Instructions for the task:
Among the lines below, copy each one in which "icon" appears.

═══

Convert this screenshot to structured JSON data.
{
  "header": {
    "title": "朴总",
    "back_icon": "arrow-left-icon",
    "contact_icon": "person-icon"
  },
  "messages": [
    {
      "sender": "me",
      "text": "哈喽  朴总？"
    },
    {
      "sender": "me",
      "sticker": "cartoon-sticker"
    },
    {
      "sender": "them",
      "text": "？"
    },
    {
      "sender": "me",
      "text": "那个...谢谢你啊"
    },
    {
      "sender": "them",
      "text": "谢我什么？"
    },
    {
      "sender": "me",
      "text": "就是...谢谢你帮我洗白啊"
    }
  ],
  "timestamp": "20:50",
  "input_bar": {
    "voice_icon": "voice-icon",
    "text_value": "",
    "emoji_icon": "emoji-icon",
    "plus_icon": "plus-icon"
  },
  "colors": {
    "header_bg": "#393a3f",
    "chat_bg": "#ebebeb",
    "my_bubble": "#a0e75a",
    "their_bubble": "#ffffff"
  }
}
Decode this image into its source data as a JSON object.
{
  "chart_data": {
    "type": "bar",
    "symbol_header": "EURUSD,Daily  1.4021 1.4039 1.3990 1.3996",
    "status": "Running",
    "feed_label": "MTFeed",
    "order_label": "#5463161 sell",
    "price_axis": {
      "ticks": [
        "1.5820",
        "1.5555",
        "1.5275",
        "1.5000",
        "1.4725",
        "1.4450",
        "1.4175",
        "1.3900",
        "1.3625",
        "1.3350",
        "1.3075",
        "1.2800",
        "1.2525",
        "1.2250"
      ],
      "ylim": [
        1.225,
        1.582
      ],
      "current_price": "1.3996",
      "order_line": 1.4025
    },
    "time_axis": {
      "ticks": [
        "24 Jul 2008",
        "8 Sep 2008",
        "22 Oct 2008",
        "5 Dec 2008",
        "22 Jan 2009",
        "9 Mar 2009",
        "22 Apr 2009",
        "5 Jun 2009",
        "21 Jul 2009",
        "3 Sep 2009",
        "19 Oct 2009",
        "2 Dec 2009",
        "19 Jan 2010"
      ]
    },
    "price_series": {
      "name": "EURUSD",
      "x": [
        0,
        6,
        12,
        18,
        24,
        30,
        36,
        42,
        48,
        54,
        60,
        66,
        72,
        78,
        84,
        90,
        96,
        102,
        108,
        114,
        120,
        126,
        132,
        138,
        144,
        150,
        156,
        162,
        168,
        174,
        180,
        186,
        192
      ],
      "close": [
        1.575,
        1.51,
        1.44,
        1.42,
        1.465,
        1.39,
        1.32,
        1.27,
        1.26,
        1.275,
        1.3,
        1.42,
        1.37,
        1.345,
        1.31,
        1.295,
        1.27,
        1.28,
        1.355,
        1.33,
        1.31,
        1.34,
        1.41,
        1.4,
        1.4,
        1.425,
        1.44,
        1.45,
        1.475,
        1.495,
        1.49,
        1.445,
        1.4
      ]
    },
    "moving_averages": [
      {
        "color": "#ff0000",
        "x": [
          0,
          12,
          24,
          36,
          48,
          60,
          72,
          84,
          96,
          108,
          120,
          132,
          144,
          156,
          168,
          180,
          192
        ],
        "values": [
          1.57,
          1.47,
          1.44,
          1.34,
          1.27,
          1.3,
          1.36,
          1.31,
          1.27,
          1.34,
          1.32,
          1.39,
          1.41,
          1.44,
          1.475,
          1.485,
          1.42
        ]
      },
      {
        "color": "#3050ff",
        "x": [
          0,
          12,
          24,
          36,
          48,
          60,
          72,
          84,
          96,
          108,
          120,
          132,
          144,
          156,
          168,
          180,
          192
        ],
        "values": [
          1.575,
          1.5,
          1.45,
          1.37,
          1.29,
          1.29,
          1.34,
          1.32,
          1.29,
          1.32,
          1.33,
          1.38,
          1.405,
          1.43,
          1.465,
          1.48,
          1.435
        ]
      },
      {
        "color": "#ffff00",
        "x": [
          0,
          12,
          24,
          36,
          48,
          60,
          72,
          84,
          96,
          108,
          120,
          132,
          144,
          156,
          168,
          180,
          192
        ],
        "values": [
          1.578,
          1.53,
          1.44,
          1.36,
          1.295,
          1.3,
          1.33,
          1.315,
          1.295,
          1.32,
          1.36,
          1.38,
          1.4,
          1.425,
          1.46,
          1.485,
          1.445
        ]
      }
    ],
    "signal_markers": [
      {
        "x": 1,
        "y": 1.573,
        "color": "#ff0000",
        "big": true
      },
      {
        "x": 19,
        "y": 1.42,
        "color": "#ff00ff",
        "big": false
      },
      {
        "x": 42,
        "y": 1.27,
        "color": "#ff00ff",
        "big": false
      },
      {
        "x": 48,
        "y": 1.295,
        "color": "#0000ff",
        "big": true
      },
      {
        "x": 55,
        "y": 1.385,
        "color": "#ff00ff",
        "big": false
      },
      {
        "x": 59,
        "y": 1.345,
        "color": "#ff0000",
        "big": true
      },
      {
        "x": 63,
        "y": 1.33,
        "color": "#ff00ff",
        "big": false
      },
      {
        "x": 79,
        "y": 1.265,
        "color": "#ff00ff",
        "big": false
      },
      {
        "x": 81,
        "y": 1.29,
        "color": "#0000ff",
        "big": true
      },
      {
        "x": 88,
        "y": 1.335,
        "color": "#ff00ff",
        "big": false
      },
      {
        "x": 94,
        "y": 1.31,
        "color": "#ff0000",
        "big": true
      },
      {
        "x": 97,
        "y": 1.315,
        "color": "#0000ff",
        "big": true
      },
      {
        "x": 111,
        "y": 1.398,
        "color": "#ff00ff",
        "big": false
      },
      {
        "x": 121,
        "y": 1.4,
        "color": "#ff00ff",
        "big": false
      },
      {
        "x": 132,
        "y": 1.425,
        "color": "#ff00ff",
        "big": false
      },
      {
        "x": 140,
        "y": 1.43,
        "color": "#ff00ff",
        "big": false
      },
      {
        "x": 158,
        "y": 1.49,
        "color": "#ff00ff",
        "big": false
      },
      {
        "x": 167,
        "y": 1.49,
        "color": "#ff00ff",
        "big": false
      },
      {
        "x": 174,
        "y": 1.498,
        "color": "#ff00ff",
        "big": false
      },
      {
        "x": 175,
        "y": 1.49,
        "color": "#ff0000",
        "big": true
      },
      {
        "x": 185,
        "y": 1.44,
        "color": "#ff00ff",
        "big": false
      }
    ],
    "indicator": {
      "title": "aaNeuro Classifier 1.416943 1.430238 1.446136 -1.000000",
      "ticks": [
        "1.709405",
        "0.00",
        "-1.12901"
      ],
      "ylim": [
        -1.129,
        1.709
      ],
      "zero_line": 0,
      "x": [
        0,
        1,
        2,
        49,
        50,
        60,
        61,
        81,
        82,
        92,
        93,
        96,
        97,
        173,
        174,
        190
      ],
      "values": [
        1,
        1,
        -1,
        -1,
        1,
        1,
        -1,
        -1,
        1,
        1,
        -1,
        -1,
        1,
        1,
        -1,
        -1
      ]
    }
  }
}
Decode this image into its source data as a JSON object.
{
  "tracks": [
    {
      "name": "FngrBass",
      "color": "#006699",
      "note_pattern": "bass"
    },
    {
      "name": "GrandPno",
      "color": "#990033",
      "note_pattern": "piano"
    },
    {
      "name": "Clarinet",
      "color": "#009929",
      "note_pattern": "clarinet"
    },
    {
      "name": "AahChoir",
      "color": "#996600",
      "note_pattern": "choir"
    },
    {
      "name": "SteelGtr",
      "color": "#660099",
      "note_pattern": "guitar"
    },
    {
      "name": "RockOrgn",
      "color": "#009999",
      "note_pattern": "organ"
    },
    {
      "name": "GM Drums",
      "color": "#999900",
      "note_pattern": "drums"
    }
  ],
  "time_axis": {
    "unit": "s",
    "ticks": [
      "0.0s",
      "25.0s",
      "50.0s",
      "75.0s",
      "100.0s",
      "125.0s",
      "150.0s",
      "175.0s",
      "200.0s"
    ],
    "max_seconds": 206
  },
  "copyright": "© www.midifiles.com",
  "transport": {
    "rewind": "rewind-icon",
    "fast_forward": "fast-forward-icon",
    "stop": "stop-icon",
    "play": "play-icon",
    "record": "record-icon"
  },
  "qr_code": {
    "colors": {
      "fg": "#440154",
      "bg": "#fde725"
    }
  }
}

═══

Answer area:
    "back_icon": "arrow-left-icon",
    "contact_icon": "person-icon"
    "voice_icon": "voice-icon",
    "emoji_icon": "emoji-icon",
    "plus_icon": "plus-icon"
    "rewind": "rewind-icon",
    "fast_forward": "fast-forward-icon",
    "stop": "stop-icon",
    "play": "play-icon",
    "record": "record-icon"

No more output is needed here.